I've struggled with the idea of writing this for a long time now. Not because I haven't accepted the mistakes I made in the past. Nor is it the fact that I don't find it an important topic for discussion. The reality of the situation is that I've struggled talking about eating disorders because it wasn't until recently that I understood the impact it had on me. The impact it still has on me.
Now, this is not a well written woe is me type of thing. I'm not here to bring tears to people's eyes or to make anyone pity me. I'm writing this for the 14 year old girl who was lost and developed a toxic relationship with food and exercise.
I'm going to be real with you here, during the summer I was transitioning from middle school to high school I suffered from an undiagnosed eating disorder.
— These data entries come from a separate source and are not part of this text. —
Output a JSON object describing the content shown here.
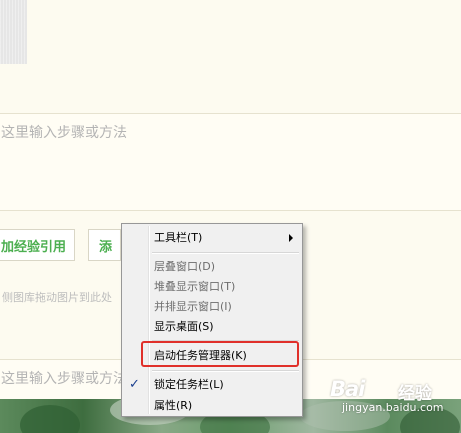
{
  "editor": {
    "step_placeholder_1": "这里输入步骤或方法",
    "step_placeholder_2": "这里输入步骤或方法",
    "add_experience_ref": "加经验引用",
    "add_button_partial": "添",
    "drag_hint": "侧图库拖动图片到此处"
  },
  "context_menu": {
    "toolbars": "工具栏(T)",
    "cascade": "层叠窗口(D)",
    "stacked": "堆叠显示窗口(T)",
    "side_by_side": "并排显示窗口(I)",
    "show_desktop": "显示桌面(S)",
    "task_manager": "启动任务管理器(K)",
    "lock_taskbar": "锁定任务栏(L)",
    "properties": "属性(R)",
    "check_mark": "✓"
  },
  "watermark": {
    "logo": "Bai",
    "name": "经验",
    "url": "jingyan.baidu.com"
  },
  "colors": {
    "highlight_border": "#e0302a",
    "button_text": "#4caf50",
    "page_background": "#fdfbf0"
  }
}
The majority of people in my life probably don't know this about me. Why is that? It's simple really, At the time I didn't recognize that there was an issue. Afterwards I refused to talk about it because of societal expectations and the lack of understanding of what having an eating disorder did to me mentally.
I'll be very frank, that summer was hell for me. I barely ate, I ran or walked for miles a day in the sweltering North Carolina heat because of an internal desire to work off the calories I did consume. This caused me to lose a significant amount of weight, which at the time was my goal. I thought that if I "looked good" by societal standards that the deep rooted insecurities I had would go away.
What I wish I knew back then was that the way I was going about "looking good" only caused me to feel worse about myself.
That was six years ago. To this day I sometimes struggle to look at a scale and not want to immediately go to the gym and workout for a couple hours. I don't hate myself by any means, but at one point I did. So now I'm working back towards learning to love myself again.
To this day talking about eating disorders in psychology classes unsettles me a little bit. Partially because I've lived that struggle, I know the shame and internal turmoil that comes along with it. Also, partially because I can't believe I let myself buy into this "ideal" beauty standard to which I felt captive. At first it didn't make sense to me why you would discuss eating disorders in a psychology class. What does food have to do with our mental health? Over time I began to realize that the insecurities that lead me to an unhealthy relationship with food existed long after I'd overcome my eating disorder.
If there's one thing I wish I could go back and tell my younger self, it's that the phrase sticks and stones may break my bones but words will never hurt me is a load of crap. Our words mean something, how we speak to one another means something, what we say to those around us means something. That phrase becomes accurate when we realize that our value, and our worth, are not found in the expectations or opinions of others. Our worth is rooted in someone who gave everything to love us wholeheartedly, who died so that we could live. So to my younger self I'd say that people are going to tear you down. You can't stop them because they're fighting their own battles. But their words only hurt momentarily and do not define who we are in any way, shape or form.
I'm no longer going to shy away from writing about having an eating disorder because, in a way, this is cathartic for me. Finally, I'm ready to accept my past for what it is and let the fears I've had go in hopes that I can grow from my mistakes and learn to love who I am now. It's a process, and it's going to take time. In the past few years I've already seen myself grow immensely in learning to see myself in a more positive light. Now it's up to me to just trust the process.
That's not my only reasoning for writing this. I'm writing this because I want to draw attention to the fact that everyone is fighting their own battles. We have to learn to embrace our brokenness and the ugly that consumes us and be broken together. We need to speak up and break the stigmas that have been placed on mental health for far too long. It's time to learn to love ourselves again.
To anyone who has questions or finds themselves struggling with an eating disorder or any mental health related issues speak up. Talk to me, talk to a friend, talk to someone. It isn't until you open up about it that you realize the grip it has on you.
I didn't go into full detail here about my struggles then and my continued struggles now because it didn't feel right. I'm no longer afraid to open up about that time in my life. But it takes more than a thousand words to piece together all the emotional baggage that comes along with it. At the time I was hurting and sought affirmation in all the wrong places. Now I'm defining myself as a daughter of the King and learning to view myself from His perspective instead of society's. God's unconditional love for me is the reason I'm, now, so willing to be open and honest about the brokenness in my life. I just hope others who are suffering through similar battles find the courage to seek His affirmation instead of worldly affirmation.